> _What is being asked_
When a line in the entries below contains "scrolling", tally it; give the tally with nothing added.

> _Supplied records_
▬▬▬▬▬▬

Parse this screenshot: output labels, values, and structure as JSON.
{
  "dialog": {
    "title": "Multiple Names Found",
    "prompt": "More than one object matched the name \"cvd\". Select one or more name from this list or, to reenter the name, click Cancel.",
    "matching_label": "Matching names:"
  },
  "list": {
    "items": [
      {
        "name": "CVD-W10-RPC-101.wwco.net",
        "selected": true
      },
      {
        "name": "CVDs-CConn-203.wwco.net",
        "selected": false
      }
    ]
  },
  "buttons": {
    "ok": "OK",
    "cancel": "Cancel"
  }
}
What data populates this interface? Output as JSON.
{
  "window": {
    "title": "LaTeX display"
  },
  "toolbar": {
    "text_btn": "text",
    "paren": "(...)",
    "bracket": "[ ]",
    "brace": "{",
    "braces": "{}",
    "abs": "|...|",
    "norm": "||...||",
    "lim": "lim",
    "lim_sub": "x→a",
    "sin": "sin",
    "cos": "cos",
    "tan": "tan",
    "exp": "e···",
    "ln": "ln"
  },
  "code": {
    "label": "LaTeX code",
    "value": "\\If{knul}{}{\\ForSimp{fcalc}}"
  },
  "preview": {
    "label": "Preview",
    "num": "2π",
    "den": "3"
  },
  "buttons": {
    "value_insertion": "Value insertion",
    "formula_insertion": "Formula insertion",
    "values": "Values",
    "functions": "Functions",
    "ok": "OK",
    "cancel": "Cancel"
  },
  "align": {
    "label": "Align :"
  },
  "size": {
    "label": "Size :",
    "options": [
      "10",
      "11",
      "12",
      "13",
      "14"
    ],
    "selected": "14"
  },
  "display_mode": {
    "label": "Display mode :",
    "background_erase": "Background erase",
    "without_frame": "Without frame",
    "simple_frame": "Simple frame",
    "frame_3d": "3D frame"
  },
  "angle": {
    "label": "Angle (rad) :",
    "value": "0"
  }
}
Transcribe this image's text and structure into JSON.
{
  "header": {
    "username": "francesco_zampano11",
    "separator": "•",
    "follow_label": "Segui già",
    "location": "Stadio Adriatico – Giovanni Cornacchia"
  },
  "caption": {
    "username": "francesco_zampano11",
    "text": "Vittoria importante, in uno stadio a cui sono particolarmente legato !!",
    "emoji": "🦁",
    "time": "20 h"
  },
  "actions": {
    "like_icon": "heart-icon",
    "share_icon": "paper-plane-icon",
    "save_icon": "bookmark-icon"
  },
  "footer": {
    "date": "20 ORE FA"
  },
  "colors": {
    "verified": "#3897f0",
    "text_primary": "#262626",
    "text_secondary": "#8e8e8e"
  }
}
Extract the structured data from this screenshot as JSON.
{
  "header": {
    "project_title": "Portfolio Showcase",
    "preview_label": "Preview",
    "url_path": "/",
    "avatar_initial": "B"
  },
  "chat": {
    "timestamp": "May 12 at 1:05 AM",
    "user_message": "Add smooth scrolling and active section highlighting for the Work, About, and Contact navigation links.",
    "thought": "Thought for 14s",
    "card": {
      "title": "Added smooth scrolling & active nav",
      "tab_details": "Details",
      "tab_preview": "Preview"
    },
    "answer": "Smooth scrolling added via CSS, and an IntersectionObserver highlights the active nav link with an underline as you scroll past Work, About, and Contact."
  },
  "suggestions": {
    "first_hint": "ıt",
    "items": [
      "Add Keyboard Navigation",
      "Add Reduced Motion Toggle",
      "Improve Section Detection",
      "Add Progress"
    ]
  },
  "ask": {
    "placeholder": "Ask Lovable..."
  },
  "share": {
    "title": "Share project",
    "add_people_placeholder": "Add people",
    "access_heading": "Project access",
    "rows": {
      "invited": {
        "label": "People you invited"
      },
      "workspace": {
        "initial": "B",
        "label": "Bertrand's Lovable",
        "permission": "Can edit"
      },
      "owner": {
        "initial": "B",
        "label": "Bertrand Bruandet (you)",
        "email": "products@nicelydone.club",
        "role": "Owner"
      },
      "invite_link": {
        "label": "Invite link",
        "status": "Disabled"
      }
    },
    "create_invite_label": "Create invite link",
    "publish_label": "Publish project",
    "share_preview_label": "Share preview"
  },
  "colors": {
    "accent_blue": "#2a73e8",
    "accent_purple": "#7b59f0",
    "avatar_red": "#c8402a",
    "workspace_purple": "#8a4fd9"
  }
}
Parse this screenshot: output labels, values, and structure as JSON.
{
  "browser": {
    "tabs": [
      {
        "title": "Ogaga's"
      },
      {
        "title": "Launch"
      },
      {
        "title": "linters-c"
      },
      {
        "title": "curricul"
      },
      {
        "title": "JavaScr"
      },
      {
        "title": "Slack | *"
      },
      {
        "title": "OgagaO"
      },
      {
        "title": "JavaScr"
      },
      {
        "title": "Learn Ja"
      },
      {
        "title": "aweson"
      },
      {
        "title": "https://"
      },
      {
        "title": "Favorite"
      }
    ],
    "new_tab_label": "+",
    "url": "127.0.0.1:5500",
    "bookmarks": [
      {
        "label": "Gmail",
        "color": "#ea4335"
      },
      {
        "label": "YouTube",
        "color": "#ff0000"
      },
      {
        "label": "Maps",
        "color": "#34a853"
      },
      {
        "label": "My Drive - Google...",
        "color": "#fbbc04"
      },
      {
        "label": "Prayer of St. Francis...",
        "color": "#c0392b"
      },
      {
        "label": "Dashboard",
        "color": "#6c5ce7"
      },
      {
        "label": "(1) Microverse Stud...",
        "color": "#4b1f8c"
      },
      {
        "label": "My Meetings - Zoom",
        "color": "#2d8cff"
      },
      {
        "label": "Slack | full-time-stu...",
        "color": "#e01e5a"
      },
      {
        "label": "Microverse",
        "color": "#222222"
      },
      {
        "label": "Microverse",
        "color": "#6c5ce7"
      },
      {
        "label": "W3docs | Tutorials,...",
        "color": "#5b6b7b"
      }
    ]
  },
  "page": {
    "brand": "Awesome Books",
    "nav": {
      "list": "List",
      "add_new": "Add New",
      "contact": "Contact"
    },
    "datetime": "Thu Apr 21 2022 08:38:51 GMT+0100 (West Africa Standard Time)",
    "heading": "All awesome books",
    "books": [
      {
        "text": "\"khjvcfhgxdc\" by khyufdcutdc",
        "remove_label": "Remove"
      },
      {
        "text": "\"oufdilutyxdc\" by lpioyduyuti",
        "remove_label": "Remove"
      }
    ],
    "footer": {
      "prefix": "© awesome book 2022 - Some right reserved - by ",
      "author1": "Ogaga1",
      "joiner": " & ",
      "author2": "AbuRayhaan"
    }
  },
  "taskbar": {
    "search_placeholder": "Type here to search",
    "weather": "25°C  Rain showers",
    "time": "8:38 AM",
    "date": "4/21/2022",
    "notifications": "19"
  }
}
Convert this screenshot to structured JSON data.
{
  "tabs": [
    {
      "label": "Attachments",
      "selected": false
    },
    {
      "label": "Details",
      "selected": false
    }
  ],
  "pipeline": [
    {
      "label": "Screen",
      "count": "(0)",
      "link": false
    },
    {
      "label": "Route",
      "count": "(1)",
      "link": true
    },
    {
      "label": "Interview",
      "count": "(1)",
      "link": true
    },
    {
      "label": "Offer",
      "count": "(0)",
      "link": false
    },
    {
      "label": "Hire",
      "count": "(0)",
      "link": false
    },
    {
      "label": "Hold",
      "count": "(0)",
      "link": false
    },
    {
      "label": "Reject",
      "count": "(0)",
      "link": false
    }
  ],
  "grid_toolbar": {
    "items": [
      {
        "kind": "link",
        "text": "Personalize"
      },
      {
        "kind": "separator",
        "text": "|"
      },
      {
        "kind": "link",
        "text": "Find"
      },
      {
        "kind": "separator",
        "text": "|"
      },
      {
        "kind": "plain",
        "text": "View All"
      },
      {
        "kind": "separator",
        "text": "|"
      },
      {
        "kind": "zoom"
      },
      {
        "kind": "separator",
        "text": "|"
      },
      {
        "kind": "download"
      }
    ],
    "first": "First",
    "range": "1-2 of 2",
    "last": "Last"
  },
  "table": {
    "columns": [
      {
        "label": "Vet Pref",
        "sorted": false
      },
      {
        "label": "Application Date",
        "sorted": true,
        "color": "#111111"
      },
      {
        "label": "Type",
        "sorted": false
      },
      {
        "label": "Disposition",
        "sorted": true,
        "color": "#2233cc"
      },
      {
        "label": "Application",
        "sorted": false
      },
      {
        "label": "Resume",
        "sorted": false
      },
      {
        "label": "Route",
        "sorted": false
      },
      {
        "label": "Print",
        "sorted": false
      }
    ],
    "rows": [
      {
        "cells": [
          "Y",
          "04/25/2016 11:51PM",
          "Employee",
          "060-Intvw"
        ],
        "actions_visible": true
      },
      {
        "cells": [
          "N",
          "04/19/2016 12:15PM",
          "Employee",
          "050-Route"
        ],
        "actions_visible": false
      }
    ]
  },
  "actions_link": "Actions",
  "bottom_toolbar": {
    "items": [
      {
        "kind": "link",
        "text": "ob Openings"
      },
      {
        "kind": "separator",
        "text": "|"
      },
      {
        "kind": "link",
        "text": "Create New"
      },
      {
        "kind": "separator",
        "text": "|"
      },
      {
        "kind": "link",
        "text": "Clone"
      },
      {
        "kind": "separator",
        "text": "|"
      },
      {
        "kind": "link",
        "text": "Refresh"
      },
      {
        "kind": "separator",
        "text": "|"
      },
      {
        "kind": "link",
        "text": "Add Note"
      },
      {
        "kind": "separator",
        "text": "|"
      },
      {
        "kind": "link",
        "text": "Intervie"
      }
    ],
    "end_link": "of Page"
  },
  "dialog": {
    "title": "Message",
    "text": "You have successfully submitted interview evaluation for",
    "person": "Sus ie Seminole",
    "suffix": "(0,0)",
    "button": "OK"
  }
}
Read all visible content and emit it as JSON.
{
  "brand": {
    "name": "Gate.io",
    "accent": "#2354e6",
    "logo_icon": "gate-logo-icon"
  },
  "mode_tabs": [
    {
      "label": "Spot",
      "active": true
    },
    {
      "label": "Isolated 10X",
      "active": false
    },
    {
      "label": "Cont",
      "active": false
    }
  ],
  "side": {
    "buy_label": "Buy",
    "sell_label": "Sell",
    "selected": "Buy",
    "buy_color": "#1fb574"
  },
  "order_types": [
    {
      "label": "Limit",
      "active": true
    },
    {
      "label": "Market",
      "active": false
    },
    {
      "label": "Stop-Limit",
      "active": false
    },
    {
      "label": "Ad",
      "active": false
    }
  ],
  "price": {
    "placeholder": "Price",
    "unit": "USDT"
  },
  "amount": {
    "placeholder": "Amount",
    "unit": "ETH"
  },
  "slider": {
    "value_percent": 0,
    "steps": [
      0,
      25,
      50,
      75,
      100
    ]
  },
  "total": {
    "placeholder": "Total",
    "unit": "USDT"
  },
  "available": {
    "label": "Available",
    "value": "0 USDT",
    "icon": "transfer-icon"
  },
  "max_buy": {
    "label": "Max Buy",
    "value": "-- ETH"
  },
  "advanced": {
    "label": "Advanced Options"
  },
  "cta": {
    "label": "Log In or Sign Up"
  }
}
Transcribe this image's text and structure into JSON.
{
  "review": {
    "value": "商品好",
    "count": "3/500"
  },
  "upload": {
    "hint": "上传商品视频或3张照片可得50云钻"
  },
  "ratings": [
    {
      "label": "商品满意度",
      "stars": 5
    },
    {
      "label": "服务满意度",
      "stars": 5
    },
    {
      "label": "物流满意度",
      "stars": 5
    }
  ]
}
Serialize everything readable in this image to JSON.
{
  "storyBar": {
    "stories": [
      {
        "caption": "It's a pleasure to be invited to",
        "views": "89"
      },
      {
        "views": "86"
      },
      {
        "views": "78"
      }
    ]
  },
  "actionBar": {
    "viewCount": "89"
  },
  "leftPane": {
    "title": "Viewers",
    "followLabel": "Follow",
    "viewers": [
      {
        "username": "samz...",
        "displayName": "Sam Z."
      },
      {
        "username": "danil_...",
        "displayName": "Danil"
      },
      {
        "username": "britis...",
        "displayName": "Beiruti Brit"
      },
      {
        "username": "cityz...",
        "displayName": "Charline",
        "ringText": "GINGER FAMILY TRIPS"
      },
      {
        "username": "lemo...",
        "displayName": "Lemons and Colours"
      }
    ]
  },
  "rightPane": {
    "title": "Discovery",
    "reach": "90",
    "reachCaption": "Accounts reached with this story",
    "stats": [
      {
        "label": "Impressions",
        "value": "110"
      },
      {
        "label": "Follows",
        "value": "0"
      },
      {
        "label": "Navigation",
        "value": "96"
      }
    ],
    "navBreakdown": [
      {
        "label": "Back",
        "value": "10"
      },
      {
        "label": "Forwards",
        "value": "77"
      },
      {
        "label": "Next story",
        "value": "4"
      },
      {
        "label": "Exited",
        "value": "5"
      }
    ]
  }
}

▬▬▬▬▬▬

> _Task solution_
3